Missouri Gov. Jay Nixon stops in town Tuesday to sign the border war bill.
He just wrapped up the sixth of the eight legislative sessions in his tenure as governor, which means he can now see the end of what’s been — by any measure — an impressive run of statewide electoral success.
Two easy wins for governor. Four for attorney general. And he was a state senator to boot.
For a Democrat in swing-state Missouri where the General Assembly is dominated by Republicans, that’s a run that’ll make the history books.
Sign Up and Save
Get six months of free digital access to The Kansas City Star
But here’s the deal: Nixon is just 58. He’s still a spring chicken in political terms, despite all those years at the top echelons of state government.
Here’s an analogy for you: Nixon is the Teddy Roosevelt of Missouri — vigorous, a champion of the outdoors, constantly touring all corners of the state more than any chief executive in state history.
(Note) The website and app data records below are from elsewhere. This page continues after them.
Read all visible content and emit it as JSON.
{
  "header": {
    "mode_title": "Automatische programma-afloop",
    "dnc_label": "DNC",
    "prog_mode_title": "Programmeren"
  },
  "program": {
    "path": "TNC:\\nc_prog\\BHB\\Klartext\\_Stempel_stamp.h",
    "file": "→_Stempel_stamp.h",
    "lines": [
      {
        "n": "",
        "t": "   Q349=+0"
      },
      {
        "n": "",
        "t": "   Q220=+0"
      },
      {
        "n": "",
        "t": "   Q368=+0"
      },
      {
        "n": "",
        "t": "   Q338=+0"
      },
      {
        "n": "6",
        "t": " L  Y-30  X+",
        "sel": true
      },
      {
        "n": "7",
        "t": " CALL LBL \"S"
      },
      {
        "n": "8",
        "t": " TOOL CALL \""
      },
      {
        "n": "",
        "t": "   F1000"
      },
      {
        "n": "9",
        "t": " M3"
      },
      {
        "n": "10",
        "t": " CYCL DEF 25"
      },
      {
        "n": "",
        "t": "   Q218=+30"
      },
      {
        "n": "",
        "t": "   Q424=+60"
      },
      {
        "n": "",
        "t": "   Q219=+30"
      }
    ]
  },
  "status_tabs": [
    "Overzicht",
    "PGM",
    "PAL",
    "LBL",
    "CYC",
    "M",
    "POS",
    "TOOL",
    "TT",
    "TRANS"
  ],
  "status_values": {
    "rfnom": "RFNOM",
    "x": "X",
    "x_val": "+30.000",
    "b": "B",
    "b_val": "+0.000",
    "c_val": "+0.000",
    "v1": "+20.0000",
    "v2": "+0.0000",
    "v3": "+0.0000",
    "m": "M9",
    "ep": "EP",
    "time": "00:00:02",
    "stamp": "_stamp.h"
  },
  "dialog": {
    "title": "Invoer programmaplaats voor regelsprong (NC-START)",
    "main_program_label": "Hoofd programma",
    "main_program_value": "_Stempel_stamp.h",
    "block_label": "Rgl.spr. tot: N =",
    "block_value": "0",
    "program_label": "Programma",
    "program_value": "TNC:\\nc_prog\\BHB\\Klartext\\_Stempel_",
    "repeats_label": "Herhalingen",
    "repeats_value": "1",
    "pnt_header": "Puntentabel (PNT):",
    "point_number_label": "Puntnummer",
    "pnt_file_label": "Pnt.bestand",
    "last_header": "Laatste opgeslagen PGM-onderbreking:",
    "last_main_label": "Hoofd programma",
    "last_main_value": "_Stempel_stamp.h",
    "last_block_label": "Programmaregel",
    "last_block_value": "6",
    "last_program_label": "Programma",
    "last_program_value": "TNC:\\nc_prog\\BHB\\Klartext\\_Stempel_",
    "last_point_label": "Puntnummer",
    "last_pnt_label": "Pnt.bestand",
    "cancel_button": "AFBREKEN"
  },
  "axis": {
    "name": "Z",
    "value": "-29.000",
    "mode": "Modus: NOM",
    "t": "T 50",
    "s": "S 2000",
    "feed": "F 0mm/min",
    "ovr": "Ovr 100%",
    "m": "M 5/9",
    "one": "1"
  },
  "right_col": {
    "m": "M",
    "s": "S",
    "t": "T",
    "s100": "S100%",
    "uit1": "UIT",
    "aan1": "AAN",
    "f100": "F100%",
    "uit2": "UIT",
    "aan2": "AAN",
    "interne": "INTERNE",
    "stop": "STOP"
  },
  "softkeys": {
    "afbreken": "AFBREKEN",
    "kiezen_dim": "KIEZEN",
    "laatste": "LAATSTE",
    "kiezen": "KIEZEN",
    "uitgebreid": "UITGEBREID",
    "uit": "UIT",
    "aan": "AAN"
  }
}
Republicans and Democrats agree that he loves the job. He often says as much. Casual observers would conclude the same as they watch Nixon bound into a news conference and later race out the door for the next appearance.
But the state Constitution prevents him from running for a third term.
So you can’t help but wonder: What’s next?
The crystal ball remains decidedly cloudy on that score.
Let’s run down some possibilities:
Another run for the U.S. Senate: Nixon has two under his belt, and they were the rare blemishes on his electoral record. He was crushed in both races — first at the hands of Jack Danforth, the second to Kit Bond.
So you know he has an abiding interest in the Senate.
But all signs from Democrats close to Nixon indicate he won’t go there again, at least not in 2016 when Republican Roy Blunt is expected to seek re-election. If if he did run against Blunt, success wouldn’t be a given. That would be a monster of a race, just a notch below the storied 2000 Senate race between John Ashcroft and Mel Carnahan.
A presidential candidacy: This would only happen if Hillary Clinton is a no-go. And that looks increasingly unlikely.
A cabinet post in a Clinton administration: Maybe. Nixon would bring some heft to a new administration, a conservative Democrat from a swing state who would offer ideological balance. Attorney general might be a natural fit, but that prestigious post might be a reach for the governor, who has displeased many Democrats around the country with his tepid support of national Democratic initiatives, especially in his first term.
A return to private law practice. A likely prospect. He would bring gravitas to any firm, and there could a bidding war for his services.
The presidency of the University of Missouri system: Now we’re talking. The perfect option. A prestigious post that wouldn’t require another political campaign.
But first the job has to open.